Are there any cornerbacks out there that can help the Ravens? Or are they stuck with the poopoo platter?
Yeah, they are, pretty much. At this point, anyone out there is out there for a reason. The thing is, the Ravens still had a very good defense last year without a dominant pass rush, and ongoing questions in the defensive backfield. Pittsburgh has proven just recently that you can win a Super Bowl with a killer pass rush and a really creaky secondary (Polamalu excepted). Ed Reed is obviously the million-dollar question there.
Do you think the NFL owners are planning to lock out the players in 2011?
Unfortunately, yes. Unless the union is willing to concede more than they want to, the owners have some guaranteed TV money to play with in 2011, and I believe that many of them are happy enough to risk a lockout to a.) get half the money they would in an actual season; and b.) drastically reduce their overhead. Plus, there's the side "benefit" of trying to break the union as the players panic over time. This thing is going to get worse before it gets better. I have talked to people in the know on labor matters, and nobody's really encouraged right now.
Why do you guys see the Chiefs improving?
Weak division, the NFL's easiest schedule per our metrics, a better line and running game, injury luck, better coaching.
Many have been critical of Shanahan's conditioning test for Haynesworth. But seeing how his knee flared up this weekend, does't that just prove that the coach was right? He even said the fact that Albert's knee hasn't held up shows something about his conditioning. Not that being here this summer would have prevented - but perhaps it would have given him more of a chance not to have the injury occur by having run through countless drills/etc. to better condition it.
Okay -- maybe I'm not done! Would like to address this issue. It is comon practice among NFL teams to put their players who do not participate in facility-run offseason programs to undergo conditioning tests when they report. Now, those players don't train at the facility for different reasons -- some like to train in a posse (like the Miami U guys), some are holding out, some have been hurt. There are now those who are saying that the ongoing tests are punitive, making Haynesworth some sort of sympathetic figure, and in my mind, nothing could be further from the truth. Shanahan has an obligation to the team that employs him to make sure that all his players are in what he (and his training staff) deems to be football shape before they hit the field.

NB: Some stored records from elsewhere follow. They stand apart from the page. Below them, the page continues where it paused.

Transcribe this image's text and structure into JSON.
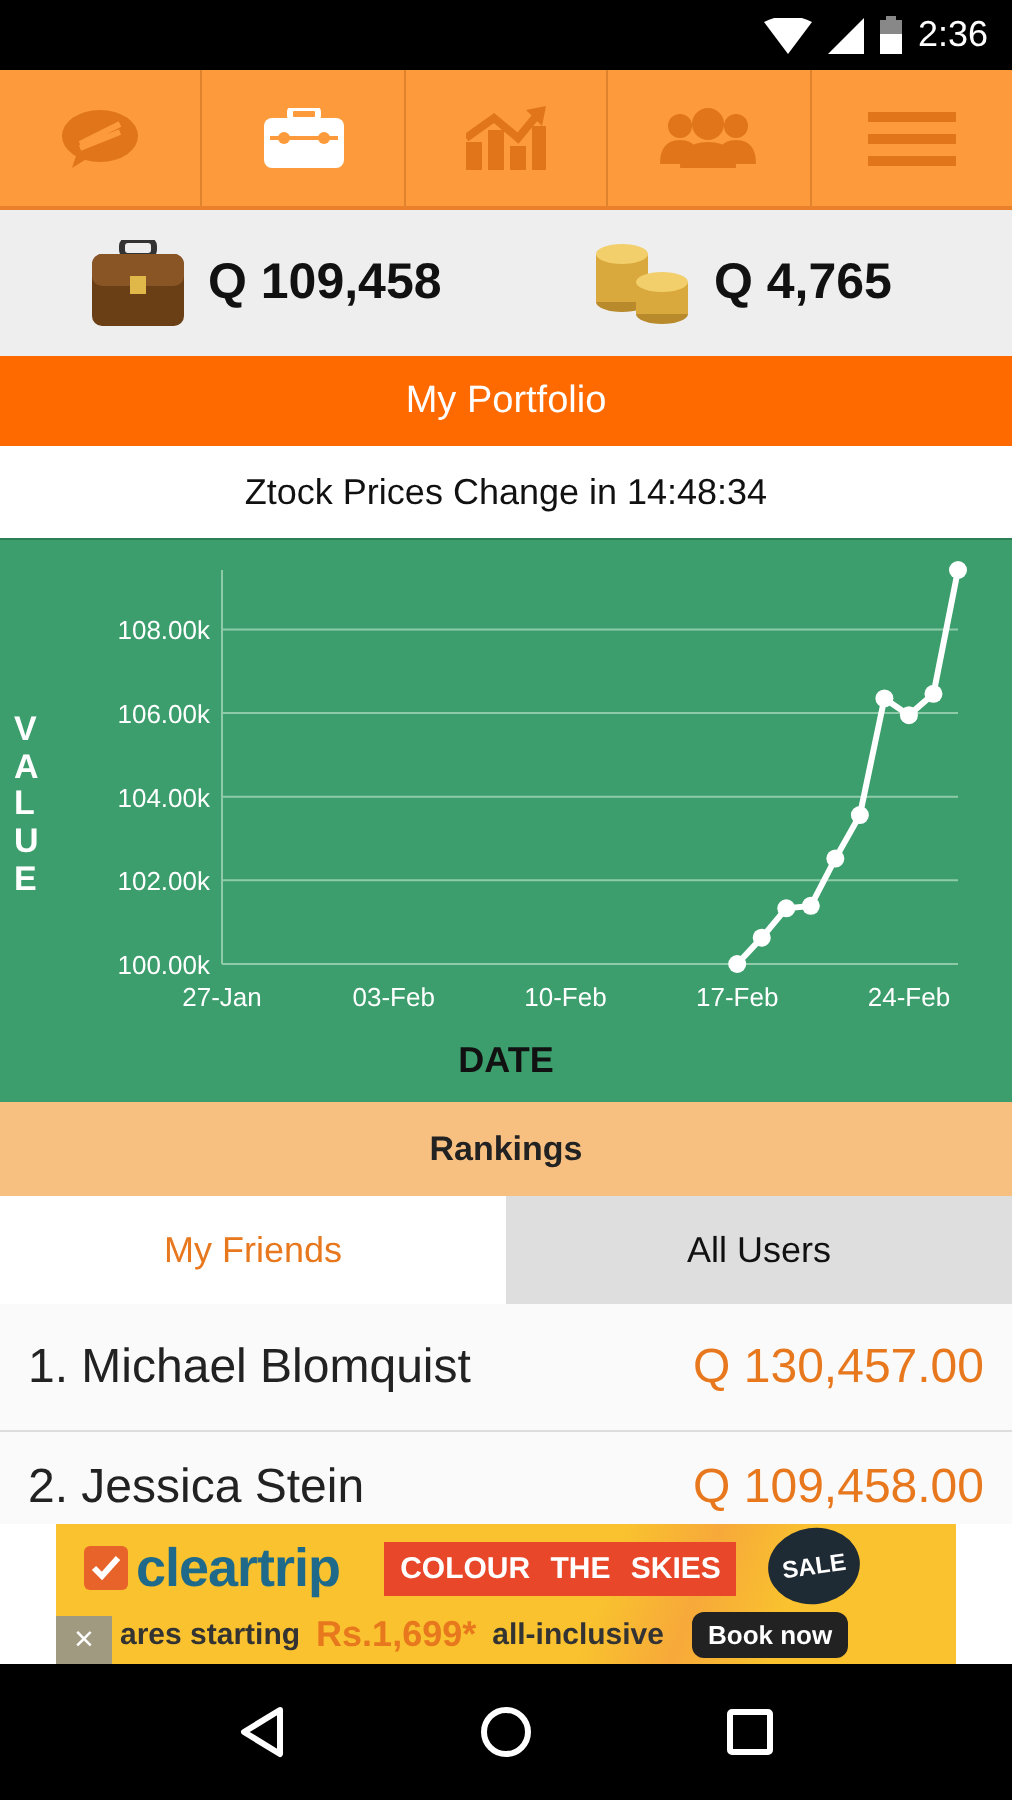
{
  "status_bar": {
    "time": "2:36"
  },
  "nav_tabs": [
    {
      "selected": false
    },
    {
      "selected": true
    },
    {
      "selected": false
    },
    {
      "selected": false
    },
    {
      "selected": false
    }
  ],
  "balances": [
    {
      "amount": "Q 109,458"
    },
    {
      "amount": "Q 4,765"
    }
  ],
  "section_title": "My Portfolio",
  "countdown": "Ztock Prices Change in 14:48:34",
  "chart": {
    "chart_data": {
      "type": "line",
      "xlabel": "DATE",
      "ylabel": "VALUE",
      "categories": [
        "27-Jan",
        null,
        null,
        null,
        null,
        null,
        null,
        "03-Feb",
        null,
        null,
        null,
        null,
        null,
        null,
        "10-Feb",
        null,
        null,
        null,
        null,
        null,
        null,
        "17-Feb",
        null,
        null,
        null,
        null,
        null,
        null,
        "24-Feb",
        null,
        null
      ],
      "grid": true,
      "ylim": [
        100000,
        109420
      ],
      "series": [
        {
          "color": "#ffffff",
          "marker": true,
          "values": [
            null,
            null,
            null,
            null,
            null,
            null,
            null,
            null,
            null,
            null,
            null,
            null,
            null,
            null,
            null,
            null,
            null,
            null,
            null,
            null,
            null,
            100000,
            100630,
            101330,
            101390,
            102520,
            103560,
            106350,
            105950,
            106460,
            109420
          ]
        }
      ],
      "yticks": [
        {
          "value": 100000,
          "label": "100.00k"
        },
        {
          "value": 102000,
          "label": "102.00k"
        },
        {
          "value": 104000,
          "label": "104.00k"
        },
        {
          "value": 106000,
          "label": "106.00k"
        },
        {
          "value": 108000,
          "label": "108.00k"
        }
      ]
    }
  },
  "rankings": {
    "title": "Rankings",
    "tabs": [
      {
        "label": "My Friends",
        "selected": true
      },
      {
        "label": "All Users",
        "selected": false
      }
    ],
    "rows": [
      {
        "name": "1. Michael Blomquist",
        "amount": "Q 130,457.00"
      },
      {
        "name": "2. Jessica Stein",
        "amount": "Q 109,458.00"
      }
    ]
  },
  "ad": {
    "brand": "cleartrip",
    "headline": "COLOUR THE SKIES",
    "badge": "SALE",
    "text": "ares starting",
    "price": "Rs.1,699*",
    "suffix": "all-inclusive",
    "button": "Book now",
    "close": "×"
  }
}
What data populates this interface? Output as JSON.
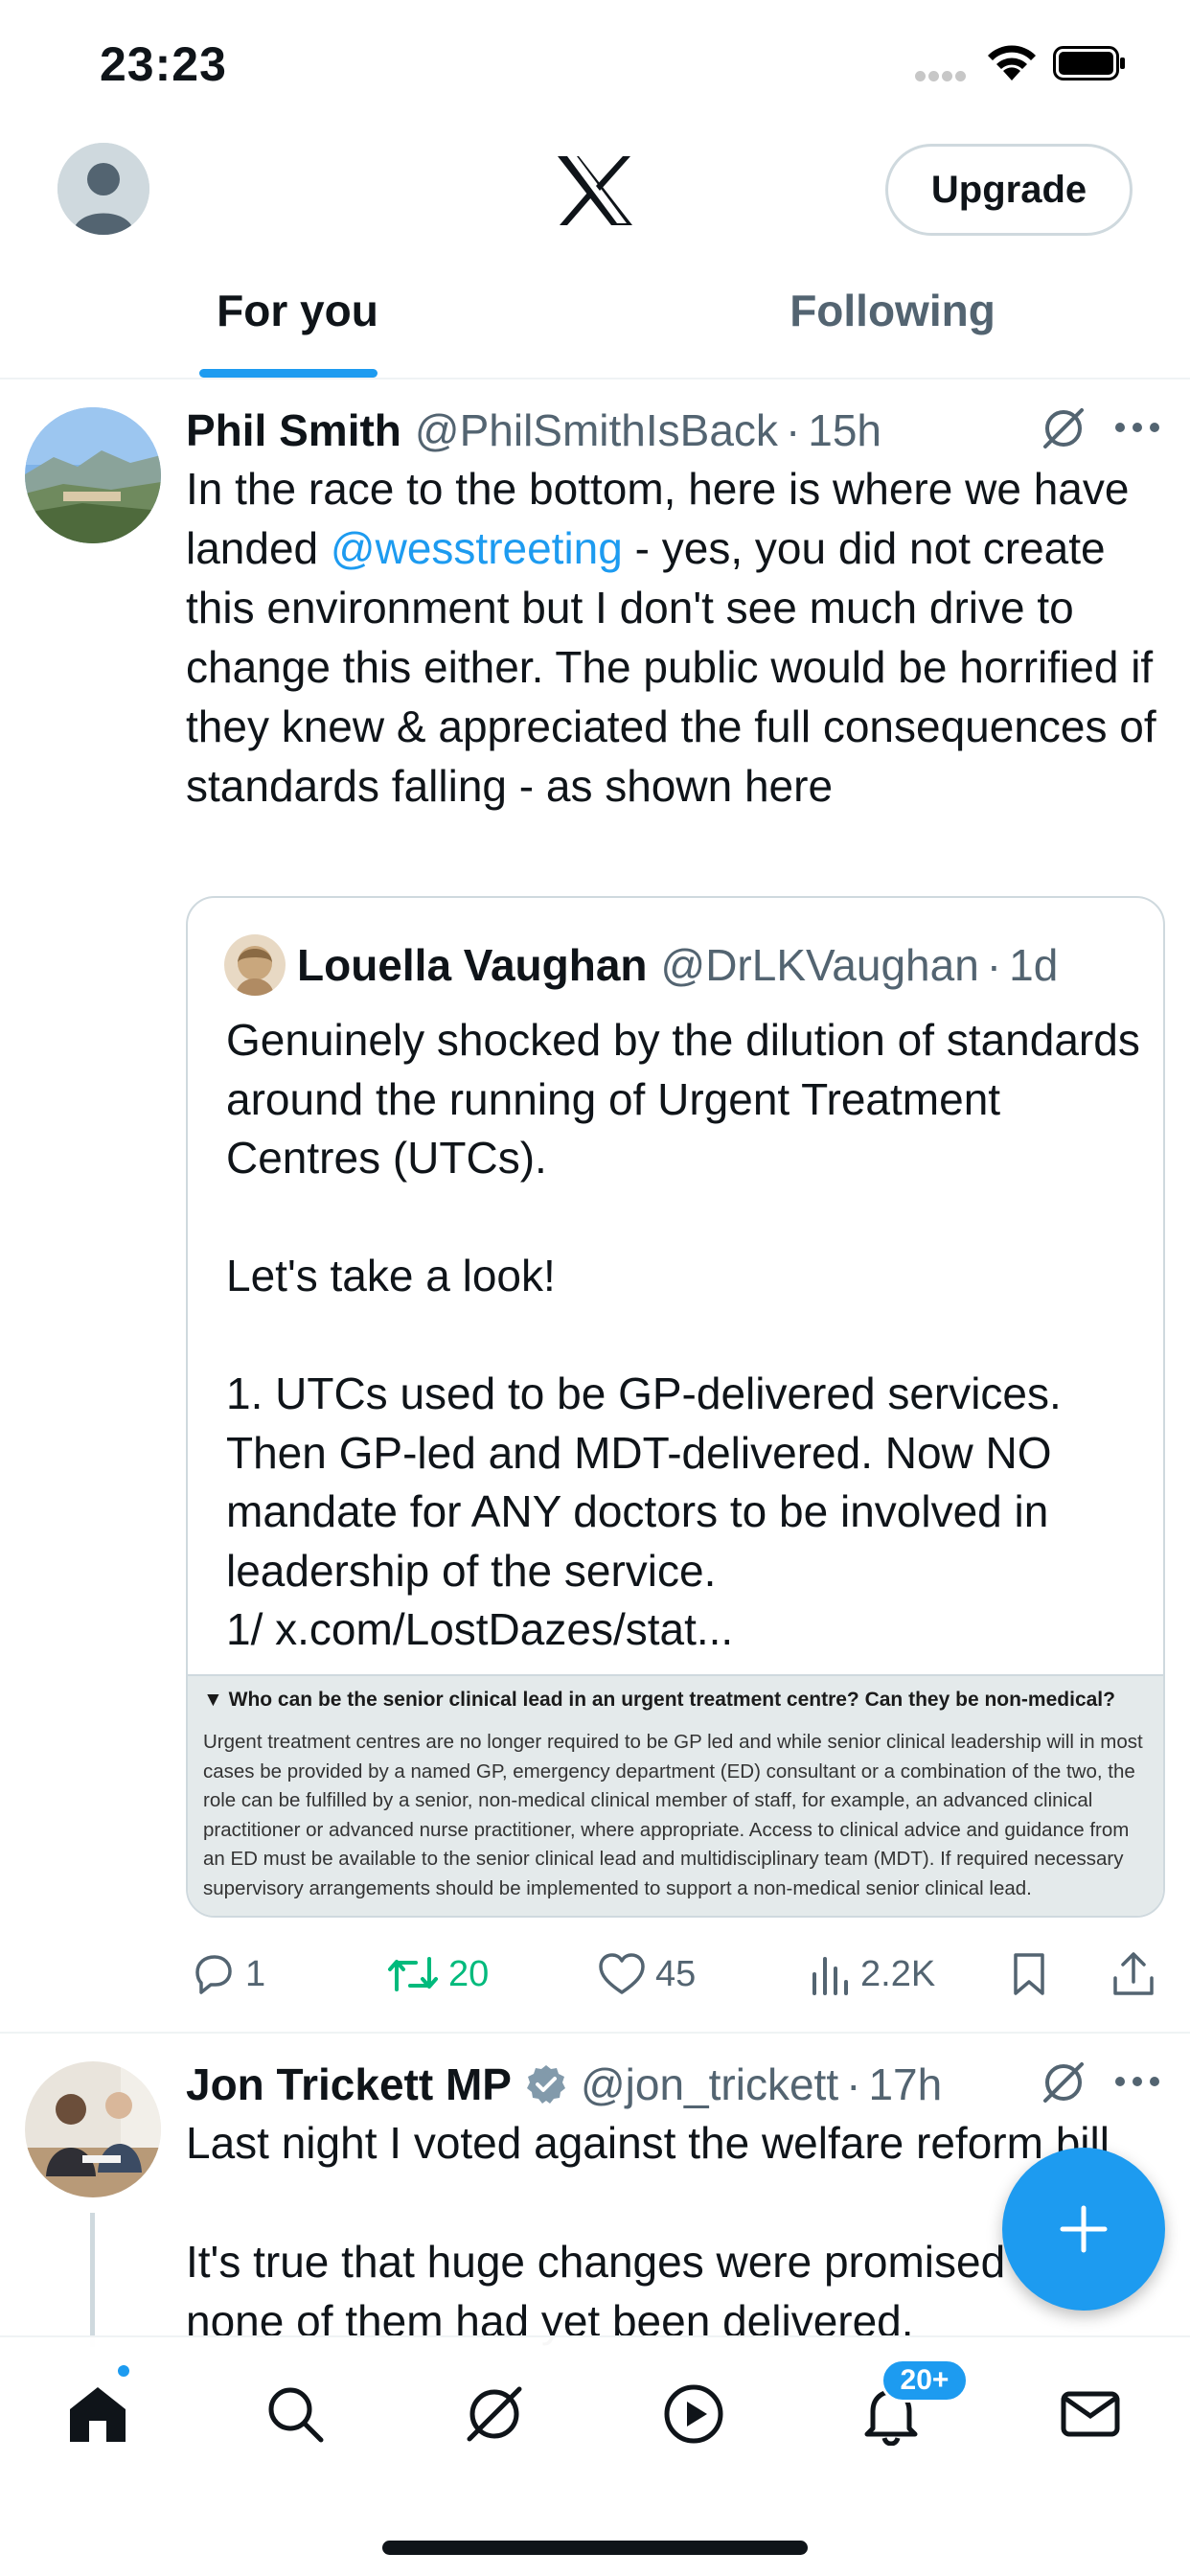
{
  "status_bar": {
    "time": "23:23"
  },
  "header": {
    "upgrade_label": "Upgrade",
    "tabs": [
      {
        "label": "For you"
      },
      {
        "label": "Following"
      }
    ]
  },
  "tweets": [
    {
      "name": "Phil Smith",
      "handle": "@PhilSmithIsBack",
      "separator": "·",
      "time": "15h",
      "text_before": "In the race to the bottom, here is where we have landed ",
      "mention": "@wesstreeting",
      "text_after": " - yes, you did not create this environment but I don't see much drive to change this either.  The public would be horrified if they knew & appreciated the full consequences of standards falling - as shown here",
      "quote": {
        "name": "Louella Vaughan",
        "handle": "@DrLKVaughan",
        "separator": "·",
        "time": "1d",
        "text": "Genuinely shocked by the dilution of standards around the running of Urgent Treatment Centres (UTCs).\n\nLet's take a look!\n\n1. UTCs used to be GP-delivered services. Then GP-led and MDT-delivered. Now NO mandate for ANY doctors to be involved in leadership of the service.\n1/ x.com/LostDazes/stat...",
        "media_title": "▼ Who can be the senior clinical lead in an urgent treatment centre? Can they be non-medical?",
        "media_body": "Urgent treatment centres are no longer required to be GP led and while senior clinical leadership will in most cases be provided by a named GP, emergency department (ED) consultant or a combination of the two, the role can be fulfilled by a senior, non-medical clinical member of staff, for example, an advanced clinical practitioner or advanced nurse practitioner, where appropriate. Access to clinical advice and guidance from an ED must be available to the senior clinical lead and multidisciplinary team (MDT). If required necessary supervisory arrangements should be implemented to support a non-medical senior clinical lead."
      },
      "stats": {
        "replies": "1",
        "retweets": "20",
        "likes": "45",
        "views": "2.2K"
      }
    },
    {
      "name": "Jon Trickett MP",
      "handle": "@jon_trickett",
      "separator": "·",
      "time": "17h",
      "text": "Last night I voted against the welfare reform bill\n\nIt's true that huge changes were promised but none of them had yet been delivered."
    }
  ],
  "nav": {
    "notification_badge": "20+"
  },
  "colors": {
    "accent": "#1d9bf0",
    "retweet_green": "#00ba7c",
    "secondary_text": "#536471",
    "verified": "#829aab"
  }
}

The forecast from FO for the 'Skins this season is good in terms of the number of wins. But the longterm forecast, not so good. Can you elaborate? My contention is that even with Snyder out of the way, it's still 'Skins business as usual since he wants a big-name coach, and such a coach is usually on the elder side, meaning he probably wants a championships NOW and will be willing to mortgage the future by exchanging young players for vets. Is this FO's argument? I'm hoping Shanahan will keep his son in mind since supposedly he plans to hand off this team to his boy. Wouldn't be a good idea to give him a team with aging vets.
There's still a potential disconnect whe it comes to building through the draft. As much as Cerrato was rightly slammed for not knowing how to do it, Shanahan and Allen have each had their stints running personnel in the NFL where they favored free agents to long-term team development to the detriment of the franchise. Hopefully, the new Redskins are smarter than that.